Poor Lincoln, he got entirely gipped when it comes to coin desirability. Sure, his is the only coin thats the color gold but what is it really worth? Pennies can't even purchase a stick of gum. Unless they are stuck in the toe box of a loafer pennies don't have much appeal. A penny laying in a parking lot is easily passed by but a quarter? I'll stop for a quarter.
The truth is Lincoln isn't the only one who is getting ripped off. God manufactures pennies in the form of moments, winks and blessings yet I pass them by as if they were a heads-down penny in a parking lot. I want the quarters - the big, life-changing, exciting blessings of God. I want the job offer, the romantic relationship, the health, the book deal, the legs that run the race and come in first and the trips that fill a photo album with camera-worthy memories.
But I'm underwhelmed by pennies.
Pennies are what God has given me. He's given me these precious little moments that, on the surface, don't appear to make much of a life. I've been given quiet mornings with my Bible and a blank page in my journal. I've been given legs that move and walk the dogs faithfully each day. God has given me an abundance of pennies in nieces, nephews, brothers and sisters. The kitchen full of food, the comfy mattress on my bed and the tulips in my front yard are all better than pennies - they are God's gifts to me.

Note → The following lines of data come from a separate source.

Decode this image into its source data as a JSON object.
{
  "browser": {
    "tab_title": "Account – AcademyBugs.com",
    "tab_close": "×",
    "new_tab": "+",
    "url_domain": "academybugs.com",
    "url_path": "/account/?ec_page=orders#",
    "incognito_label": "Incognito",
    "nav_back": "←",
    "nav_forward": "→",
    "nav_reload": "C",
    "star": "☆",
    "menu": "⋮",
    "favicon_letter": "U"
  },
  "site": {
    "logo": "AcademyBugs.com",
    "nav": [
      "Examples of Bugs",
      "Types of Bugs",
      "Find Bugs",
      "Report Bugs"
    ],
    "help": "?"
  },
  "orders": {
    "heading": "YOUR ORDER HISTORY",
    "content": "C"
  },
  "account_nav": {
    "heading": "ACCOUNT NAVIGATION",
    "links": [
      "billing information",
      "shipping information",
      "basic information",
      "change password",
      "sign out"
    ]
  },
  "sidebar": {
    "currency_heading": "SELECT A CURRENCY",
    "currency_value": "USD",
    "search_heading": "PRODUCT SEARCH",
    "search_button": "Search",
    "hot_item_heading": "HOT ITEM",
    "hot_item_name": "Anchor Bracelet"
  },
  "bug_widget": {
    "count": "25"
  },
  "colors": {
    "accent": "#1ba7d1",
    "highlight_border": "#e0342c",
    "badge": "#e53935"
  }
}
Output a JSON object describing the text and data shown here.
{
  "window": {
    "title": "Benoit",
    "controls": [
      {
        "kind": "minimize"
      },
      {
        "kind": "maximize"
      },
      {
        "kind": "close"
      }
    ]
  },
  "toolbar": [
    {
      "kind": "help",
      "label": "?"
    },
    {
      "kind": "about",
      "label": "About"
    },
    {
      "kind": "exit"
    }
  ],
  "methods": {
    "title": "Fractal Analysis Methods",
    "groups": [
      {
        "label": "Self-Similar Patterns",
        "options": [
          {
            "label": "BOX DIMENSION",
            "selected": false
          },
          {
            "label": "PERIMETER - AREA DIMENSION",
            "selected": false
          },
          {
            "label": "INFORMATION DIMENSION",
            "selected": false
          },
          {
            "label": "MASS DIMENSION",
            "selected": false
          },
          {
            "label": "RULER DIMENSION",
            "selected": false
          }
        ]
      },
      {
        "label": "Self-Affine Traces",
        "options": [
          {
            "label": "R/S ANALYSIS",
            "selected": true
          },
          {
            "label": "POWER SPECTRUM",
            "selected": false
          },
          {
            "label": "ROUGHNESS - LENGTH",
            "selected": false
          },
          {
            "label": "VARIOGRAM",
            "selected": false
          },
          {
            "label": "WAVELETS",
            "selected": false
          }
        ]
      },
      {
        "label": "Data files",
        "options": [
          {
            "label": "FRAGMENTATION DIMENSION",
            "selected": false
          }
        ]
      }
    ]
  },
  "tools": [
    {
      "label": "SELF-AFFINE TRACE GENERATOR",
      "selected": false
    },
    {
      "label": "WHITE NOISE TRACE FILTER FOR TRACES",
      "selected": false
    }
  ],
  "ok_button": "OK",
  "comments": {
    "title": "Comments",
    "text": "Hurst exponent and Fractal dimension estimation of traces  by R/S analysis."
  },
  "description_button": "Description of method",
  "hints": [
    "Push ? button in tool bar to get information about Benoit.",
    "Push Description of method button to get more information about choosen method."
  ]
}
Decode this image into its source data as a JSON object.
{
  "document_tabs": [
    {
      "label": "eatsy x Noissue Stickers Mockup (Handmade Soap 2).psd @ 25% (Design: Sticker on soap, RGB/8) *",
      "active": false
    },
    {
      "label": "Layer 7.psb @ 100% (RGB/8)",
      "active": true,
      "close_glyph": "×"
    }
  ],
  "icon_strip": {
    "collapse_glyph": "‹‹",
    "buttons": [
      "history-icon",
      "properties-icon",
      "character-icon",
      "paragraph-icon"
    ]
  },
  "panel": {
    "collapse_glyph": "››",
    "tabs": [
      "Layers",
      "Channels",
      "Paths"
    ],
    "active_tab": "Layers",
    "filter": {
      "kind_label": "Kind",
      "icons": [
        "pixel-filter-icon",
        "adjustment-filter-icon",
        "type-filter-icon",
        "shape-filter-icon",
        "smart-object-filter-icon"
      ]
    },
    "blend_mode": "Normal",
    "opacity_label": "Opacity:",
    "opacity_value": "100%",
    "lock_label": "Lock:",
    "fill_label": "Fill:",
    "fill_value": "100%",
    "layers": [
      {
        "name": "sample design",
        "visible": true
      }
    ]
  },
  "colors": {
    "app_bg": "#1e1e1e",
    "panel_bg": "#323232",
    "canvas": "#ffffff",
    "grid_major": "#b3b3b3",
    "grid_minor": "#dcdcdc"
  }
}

This morning when I awoke I wanted to be showered in quarter-sized blessings. But God rained down pennies instead. But this time, instead of throwing them back in the bucket, I counted them out and rolled each one. I choose to see the worth and value in the little moments because they are special and precious. They are invaluable treasures. The penny moments of life are the priceless pinholes in which I get to see the glorious goodness of God on full display each and every day.